── DATASET

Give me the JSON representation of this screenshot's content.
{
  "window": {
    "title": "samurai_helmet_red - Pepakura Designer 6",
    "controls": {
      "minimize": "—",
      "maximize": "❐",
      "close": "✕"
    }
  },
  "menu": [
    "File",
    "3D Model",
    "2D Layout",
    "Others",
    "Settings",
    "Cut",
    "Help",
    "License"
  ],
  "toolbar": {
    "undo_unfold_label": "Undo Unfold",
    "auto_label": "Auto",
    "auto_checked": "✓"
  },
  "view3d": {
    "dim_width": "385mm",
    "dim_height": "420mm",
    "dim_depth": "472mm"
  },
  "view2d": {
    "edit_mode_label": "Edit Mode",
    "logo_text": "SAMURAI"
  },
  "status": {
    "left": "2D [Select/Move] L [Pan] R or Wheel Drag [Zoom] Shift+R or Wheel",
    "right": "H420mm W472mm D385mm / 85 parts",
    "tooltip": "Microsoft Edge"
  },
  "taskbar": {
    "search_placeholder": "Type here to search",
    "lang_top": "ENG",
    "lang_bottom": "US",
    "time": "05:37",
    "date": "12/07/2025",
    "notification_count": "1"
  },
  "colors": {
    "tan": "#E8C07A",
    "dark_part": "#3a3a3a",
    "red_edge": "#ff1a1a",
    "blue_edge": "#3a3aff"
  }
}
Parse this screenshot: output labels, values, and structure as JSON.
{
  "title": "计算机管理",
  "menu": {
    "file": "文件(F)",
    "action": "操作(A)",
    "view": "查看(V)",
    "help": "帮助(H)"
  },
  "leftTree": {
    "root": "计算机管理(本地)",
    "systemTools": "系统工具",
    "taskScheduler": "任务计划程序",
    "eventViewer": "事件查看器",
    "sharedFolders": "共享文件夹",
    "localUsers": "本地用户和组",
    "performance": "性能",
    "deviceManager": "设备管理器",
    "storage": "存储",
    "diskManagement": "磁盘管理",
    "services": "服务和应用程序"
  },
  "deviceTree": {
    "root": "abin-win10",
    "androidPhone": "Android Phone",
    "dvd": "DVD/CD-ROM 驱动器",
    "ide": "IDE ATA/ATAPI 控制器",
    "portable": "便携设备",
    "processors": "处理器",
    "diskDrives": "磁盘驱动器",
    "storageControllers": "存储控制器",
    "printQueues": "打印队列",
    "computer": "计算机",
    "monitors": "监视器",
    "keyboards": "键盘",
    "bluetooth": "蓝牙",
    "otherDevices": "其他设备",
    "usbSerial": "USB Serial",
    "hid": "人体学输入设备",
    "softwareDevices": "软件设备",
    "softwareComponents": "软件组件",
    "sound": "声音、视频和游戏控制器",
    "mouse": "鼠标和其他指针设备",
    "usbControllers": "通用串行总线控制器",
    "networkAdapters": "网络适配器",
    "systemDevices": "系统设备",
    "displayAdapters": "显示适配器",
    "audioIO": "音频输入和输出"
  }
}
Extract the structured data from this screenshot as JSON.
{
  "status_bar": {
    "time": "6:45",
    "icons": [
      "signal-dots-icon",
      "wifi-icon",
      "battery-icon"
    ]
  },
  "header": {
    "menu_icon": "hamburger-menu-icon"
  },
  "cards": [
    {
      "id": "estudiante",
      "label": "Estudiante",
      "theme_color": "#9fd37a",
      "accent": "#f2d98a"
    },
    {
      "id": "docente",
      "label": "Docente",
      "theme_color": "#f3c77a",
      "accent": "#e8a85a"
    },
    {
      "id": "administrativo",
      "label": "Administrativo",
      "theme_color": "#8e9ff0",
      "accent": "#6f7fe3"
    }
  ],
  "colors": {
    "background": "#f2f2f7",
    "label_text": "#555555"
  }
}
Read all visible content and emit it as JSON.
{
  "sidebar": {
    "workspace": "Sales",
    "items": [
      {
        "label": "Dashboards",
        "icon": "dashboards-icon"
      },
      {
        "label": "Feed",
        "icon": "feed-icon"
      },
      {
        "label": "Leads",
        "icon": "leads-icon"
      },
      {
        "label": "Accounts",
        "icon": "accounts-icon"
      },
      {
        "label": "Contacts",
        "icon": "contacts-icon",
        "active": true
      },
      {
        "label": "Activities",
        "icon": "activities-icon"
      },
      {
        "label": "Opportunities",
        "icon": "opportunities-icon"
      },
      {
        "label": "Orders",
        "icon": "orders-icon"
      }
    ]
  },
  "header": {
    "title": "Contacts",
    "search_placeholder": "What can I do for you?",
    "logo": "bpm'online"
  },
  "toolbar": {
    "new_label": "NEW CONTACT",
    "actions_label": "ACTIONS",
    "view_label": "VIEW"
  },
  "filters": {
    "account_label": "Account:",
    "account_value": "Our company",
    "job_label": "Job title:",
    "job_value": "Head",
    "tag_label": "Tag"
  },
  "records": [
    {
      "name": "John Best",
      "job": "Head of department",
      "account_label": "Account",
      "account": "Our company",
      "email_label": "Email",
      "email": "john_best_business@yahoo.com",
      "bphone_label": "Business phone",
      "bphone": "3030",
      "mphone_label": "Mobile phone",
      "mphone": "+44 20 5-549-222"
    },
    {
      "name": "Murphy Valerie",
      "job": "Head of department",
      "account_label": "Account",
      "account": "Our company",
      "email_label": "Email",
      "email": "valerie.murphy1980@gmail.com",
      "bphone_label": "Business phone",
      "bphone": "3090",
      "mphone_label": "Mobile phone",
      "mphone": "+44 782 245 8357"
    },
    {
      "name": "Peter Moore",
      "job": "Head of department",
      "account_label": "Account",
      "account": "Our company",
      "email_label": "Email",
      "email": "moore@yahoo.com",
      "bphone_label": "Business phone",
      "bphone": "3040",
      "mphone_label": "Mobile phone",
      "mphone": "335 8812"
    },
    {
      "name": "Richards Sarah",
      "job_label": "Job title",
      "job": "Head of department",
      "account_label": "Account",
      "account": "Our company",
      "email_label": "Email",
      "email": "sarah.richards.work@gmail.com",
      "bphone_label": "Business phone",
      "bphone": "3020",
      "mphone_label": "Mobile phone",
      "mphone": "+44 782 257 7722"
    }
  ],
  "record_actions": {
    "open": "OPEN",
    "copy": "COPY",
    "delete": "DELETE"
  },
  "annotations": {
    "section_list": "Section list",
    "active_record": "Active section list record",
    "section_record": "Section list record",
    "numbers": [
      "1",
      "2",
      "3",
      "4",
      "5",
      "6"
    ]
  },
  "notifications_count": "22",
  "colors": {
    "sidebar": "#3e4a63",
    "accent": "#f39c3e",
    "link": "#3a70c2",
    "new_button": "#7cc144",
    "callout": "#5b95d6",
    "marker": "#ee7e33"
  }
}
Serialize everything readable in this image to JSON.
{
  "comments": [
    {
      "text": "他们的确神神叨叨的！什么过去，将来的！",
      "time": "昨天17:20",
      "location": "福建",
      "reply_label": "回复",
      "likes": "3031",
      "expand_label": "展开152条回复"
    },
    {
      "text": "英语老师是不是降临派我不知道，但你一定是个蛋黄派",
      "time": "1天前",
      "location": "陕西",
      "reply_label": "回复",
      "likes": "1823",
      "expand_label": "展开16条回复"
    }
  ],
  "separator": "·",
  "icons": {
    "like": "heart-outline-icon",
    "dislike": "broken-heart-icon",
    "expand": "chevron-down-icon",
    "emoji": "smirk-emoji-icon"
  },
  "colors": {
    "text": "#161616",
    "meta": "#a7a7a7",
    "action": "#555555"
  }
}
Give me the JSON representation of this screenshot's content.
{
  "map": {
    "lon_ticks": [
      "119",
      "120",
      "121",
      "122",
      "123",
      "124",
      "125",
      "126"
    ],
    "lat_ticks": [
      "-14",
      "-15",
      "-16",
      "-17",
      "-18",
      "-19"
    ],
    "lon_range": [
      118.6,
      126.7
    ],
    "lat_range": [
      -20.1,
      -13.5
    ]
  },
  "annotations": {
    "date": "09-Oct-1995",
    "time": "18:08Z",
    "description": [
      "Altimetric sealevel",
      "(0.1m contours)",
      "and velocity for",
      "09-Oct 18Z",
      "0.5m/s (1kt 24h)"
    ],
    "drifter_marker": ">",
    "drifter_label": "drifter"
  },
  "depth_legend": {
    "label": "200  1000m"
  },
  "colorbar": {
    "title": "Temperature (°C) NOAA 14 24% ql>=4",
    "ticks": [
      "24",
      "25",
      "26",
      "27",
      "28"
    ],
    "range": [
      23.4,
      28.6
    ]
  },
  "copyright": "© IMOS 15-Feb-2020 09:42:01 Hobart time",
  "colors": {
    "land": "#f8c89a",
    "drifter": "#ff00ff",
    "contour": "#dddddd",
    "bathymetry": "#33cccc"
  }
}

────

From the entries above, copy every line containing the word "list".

    "section_list": "Section list",
    "active_record": "Active section list record",
    "section_record": "Section list record",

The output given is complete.